Later newspaper interviews covering Wishaar noted that she also worked for actress Katie Putnam (actress and wife of producer and manager Henry B. Emery), as well as with Sosman & Landis at this time. As I read Sosman & Landis, I got goose bumps; Moses was in the region at the time as it was just before he left the scenic studio to work in New York! Of all the scenic studios and artists that were working in the Pacific Northwest at the time, Wishaar mentioned working with Sosman & Landis! Both she and Moses left for the East coast approximately at the same time too.

In 1900 Thomas G. Moses left Sosman & Landis to start another scenic art partnership with Will Hamilton. Moses & Hamilton produced scenery for opera, Broadway and Coney Island from 1900-1904, when he returned to Chicago. It was after working with Sosman & Landis that Wishaar also decided to head east where she would get training in Boston and then paint scenery in New York. What was the possibility that Moses met Wishaar? It is unclear which Sosman & Landis artists Wishaar worked with, so the question remains unanswered. But someone encouraged Wishaar to leave Seattle and forge ahead.

Wishaar also had an extremely interesting personal life – the kind that is the subject for a great book. In 1897, Wishaar married Whitney Irving Eisler (September 13, 1897). This was at the time that she began painting for theatre in Seattle. In 1898, she had a child. However, that child was named after the man who would be her second husband by 1902, Peeke.

1917 photograph of Carroll Earl Beauchamp Peeke (1898–1991), son of Grace Wishaar.
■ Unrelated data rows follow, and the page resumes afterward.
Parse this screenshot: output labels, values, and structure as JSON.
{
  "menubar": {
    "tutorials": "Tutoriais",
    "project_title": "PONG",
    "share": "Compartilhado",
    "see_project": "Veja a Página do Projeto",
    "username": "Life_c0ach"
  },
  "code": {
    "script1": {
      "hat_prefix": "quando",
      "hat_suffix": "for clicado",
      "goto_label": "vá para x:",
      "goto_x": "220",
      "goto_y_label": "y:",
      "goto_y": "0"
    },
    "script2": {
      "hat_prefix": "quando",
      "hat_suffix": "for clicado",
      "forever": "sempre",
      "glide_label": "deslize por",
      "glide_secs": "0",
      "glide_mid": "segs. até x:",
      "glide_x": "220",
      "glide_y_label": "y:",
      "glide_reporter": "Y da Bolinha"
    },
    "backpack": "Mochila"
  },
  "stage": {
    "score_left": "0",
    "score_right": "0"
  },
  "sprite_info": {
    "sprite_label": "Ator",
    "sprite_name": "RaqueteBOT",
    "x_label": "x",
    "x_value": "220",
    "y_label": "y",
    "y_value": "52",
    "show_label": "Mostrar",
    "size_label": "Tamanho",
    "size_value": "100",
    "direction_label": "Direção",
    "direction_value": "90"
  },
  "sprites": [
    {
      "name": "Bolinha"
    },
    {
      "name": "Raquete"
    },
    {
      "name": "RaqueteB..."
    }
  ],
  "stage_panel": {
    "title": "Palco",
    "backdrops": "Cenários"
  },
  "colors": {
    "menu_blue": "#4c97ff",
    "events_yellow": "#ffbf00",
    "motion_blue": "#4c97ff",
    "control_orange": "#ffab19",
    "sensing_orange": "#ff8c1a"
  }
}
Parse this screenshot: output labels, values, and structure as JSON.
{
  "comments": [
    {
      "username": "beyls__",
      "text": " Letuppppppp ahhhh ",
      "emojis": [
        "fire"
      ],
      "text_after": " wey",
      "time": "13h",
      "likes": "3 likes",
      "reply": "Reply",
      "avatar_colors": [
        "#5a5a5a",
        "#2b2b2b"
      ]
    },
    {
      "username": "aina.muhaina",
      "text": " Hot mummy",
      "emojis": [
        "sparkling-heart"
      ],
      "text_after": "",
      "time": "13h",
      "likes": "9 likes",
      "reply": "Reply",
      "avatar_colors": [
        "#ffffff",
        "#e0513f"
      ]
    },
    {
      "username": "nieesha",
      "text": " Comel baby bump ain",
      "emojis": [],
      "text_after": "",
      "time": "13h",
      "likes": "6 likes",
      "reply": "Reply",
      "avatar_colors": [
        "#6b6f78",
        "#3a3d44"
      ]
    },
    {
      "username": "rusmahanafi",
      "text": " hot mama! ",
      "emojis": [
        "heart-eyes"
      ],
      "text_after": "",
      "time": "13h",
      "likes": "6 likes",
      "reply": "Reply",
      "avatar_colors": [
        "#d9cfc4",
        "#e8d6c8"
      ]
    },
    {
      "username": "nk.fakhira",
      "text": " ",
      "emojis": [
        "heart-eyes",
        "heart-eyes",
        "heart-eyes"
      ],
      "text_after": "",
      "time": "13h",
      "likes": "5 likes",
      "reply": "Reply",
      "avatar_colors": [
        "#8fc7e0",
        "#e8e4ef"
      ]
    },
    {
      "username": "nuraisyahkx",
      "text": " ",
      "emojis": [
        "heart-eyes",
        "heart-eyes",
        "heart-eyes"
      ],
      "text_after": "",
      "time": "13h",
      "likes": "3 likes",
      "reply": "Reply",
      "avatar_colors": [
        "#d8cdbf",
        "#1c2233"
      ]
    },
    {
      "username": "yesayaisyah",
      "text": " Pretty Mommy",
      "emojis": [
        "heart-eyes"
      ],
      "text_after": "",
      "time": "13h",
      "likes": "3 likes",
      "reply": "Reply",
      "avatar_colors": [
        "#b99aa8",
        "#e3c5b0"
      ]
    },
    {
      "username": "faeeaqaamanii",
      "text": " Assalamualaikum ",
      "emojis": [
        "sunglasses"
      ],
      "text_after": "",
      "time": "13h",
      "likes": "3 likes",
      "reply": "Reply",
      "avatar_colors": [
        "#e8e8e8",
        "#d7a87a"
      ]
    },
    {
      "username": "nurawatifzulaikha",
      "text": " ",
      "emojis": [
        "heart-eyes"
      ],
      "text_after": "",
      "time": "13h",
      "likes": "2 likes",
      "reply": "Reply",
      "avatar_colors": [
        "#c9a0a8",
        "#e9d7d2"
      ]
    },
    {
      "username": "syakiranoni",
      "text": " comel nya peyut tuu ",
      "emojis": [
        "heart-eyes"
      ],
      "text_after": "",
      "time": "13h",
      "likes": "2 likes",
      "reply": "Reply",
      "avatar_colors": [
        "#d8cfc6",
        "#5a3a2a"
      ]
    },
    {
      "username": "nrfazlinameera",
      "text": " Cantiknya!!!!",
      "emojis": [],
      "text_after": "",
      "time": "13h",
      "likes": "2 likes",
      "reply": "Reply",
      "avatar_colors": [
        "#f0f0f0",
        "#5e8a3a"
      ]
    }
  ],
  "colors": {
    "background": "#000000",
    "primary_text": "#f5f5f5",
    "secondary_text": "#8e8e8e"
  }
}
Carroll Earl Beauchamp Peeke (1898–1991) was the son of Oscar Graham Peeke. Lt. Col. Carroll Peeke grew up in Seattle, fought in WWI, and graduated from University California at Berkely. Hejoined the San Francisco Call-Bulletin in 1922 and later worked as city and diplomatic editor at the Times Herald in Washington, D.C.

Carroll E.B. Peeke (center) in photograph with other members of the press and Charles Lindbergh (second from left). This was taken during Charles Lindbergh’s visit to Monterey, California. [California Heritage Collection, The Bancroft Library, University of California, Berkeley]. Here is the link: http://www.coltautos.com/cagotm201406.htm
The year after Wishaar gave birth to Carroll, she left Seattle for New York with a determination to succeed in the world of scenic art, later returning in 1902. There is something about a woman continuing with her career even after giving birth during the 1890s that greatly intrigued me. During the fall of 1899 Wishaar studied at the Chase Art School, only briefly returning to Seattle, before looking for work in New York by January 1901.

Four months later, she was interviewed by the by the Buffalo Morning Express and Illustrated Buffalo News (April 4, 1901, page 3). They published an article, “She is a Scenic Artist,” reporting that Miss Grace Wishaar had recently arrived from Seattle and was working with the scenic artist Frank D. Dodge. Wishaar was described as dressed in a denim apron with “forty kinds of paint” on it. The journalist also commented how pretty this small “slip of a girl” was with her brown hair and dark eyes.

The article also made it clear that Wishaar had no interest going out or being distracted while working in New York. At the end of the interview she simply explained, “I am here to work. I confess I don’t like theaters and the cafes very well, and if I had wanted society, I should have stayed in Seattle for that. I love my work. I love it! There is no place in the world, you know, where it is taught. I have been lucky enough to be born able to do it a little, and I won’t share my time with anything else.” She continued, “They told me at half the theaters in town that a woman couldn’t do it. Any way, I have proved one woman can.”

To be continued…